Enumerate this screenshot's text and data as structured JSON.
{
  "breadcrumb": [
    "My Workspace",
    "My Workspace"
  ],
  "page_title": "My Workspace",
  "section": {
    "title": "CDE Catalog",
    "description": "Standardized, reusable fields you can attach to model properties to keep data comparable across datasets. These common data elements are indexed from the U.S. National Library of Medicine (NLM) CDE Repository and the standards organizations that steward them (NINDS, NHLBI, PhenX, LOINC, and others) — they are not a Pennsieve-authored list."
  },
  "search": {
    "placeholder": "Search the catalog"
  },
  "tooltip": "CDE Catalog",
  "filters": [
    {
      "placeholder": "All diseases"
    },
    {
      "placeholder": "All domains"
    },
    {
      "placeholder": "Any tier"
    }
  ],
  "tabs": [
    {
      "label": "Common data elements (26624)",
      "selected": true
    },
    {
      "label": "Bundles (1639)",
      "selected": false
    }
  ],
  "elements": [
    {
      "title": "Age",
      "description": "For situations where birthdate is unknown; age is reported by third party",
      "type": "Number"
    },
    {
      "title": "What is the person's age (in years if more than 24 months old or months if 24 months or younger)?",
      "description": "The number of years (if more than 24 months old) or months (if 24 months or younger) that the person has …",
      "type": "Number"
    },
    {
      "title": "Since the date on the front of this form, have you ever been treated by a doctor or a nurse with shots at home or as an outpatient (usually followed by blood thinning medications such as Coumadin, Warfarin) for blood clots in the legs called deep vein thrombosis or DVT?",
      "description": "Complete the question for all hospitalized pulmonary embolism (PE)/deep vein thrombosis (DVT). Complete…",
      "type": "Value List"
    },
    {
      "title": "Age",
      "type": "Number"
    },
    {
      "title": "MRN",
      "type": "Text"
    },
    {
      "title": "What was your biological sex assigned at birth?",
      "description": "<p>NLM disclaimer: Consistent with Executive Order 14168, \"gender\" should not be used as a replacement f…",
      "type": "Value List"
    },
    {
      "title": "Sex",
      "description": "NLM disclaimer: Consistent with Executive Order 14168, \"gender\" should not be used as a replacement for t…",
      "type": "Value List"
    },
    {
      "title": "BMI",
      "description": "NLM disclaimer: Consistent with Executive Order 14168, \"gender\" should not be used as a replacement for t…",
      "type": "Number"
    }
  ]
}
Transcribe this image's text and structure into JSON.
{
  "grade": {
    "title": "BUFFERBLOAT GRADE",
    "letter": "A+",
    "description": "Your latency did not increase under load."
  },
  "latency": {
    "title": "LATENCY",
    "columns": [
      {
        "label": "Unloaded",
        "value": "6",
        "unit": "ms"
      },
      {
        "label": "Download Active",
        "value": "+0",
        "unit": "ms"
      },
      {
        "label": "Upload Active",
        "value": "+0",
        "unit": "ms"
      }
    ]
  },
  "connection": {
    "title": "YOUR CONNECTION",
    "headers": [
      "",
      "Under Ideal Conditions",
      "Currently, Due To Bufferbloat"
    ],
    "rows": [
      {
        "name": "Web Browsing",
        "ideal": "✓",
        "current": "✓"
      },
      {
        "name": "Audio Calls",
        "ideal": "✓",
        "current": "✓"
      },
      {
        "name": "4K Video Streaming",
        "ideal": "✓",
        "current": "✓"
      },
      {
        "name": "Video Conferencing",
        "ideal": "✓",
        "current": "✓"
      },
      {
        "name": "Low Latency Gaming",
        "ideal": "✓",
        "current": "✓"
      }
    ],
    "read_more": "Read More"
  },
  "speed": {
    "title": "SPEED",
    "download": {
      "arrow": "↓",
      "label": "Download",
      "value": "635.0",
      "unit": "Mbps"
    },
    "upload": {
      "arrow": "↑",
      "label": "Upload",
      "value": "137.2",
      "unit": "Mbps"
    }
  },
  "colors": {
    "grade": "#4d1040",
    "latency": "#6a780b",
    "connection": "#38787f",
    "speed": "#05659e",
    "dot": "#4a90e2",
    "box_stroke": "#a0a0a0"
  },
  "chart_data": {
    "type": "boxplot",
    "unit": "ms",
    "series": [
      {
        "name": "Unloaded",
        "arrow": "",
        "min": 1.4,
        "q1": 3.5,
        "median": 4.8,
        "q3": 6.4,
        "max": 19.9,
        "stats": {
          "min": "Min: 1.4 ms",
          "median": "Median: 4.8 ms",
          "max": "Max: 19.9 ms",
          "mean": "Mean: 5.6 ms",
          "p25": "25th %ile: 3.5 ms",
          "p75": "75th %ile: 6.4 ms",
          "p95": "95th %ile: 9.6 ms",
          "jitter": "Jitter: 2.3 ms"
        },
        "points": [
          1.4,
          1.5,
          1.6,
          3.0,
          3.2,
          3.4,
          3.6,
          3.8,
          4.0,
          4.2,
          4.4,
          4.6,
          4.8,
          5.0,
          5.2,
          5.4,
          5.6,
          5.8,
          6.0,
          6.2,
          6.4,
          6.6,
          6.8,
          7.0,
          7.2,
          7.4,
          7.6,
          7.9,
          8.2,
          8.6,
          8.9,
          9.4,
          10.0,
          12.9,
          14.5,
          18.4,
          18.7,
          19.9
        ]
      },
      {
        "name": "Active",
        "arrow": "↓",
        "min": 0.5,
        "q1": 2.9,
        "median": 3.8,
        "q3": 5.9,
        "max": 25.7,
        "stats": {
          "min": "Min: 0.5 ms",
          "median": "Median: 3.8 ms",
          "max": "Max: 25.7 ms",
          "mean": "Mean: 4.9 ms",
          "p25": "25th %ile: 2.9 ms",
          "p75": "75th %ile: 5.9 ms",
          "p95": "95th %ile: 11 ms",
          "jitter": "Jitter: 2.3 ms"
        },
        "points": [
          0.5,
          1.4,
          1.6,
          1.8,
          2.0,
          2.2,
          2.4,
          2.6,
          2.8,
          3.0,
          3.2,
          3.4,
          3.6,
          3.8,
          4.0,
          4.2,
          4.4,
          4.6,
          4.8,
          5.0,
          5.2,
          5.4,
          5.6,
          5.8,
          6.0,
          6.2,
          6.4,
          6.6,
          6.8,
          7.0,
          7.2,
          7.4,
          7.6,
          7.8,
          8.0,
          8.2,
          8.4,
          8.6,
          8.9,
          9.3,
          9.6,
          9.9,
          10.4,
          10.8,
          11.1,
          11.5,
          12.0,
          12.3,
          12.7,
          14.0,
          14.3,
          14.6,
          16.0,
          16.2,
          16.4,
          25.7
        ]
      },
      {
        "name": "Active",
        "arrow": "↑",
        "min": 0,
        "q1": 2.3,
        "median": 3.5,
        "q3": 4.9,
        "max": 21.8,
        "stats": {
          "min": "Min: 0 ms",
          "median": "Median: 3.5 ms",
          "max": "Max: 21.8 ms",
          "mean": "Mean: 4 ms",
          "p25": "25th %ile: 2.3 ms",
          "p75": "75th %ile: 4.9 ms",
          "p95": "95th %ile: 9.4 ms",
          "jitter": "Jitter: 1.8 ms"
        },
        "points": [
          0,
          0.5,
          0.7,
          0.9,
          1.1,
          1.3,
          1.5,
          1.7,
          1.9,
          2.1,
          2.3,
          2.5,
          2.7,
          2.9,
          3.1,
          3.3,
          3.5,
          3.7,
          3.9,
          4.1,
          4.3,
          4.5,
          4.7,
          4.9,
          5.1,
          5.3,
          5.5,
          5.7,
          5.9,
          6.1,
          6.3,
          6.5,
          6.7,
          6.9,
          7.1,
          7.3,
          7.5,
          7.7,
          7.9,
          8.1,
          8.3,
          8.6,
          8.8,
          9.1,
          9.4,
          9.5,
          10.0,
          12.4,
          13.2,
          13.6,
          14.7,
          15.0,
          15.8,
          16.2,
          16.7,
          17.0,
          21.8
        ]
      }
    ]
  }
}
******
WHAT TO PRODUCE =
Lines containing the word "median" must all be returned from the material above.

OUTPUT OF THE EXERCISE =
        "median": 4.8,
          "median": "Median: 4.8 ms",
        "median": 3.8,
          "median": "Median: 3.8 ms",
        "median": 3.5,
          "median": "Median: 3.5 ms",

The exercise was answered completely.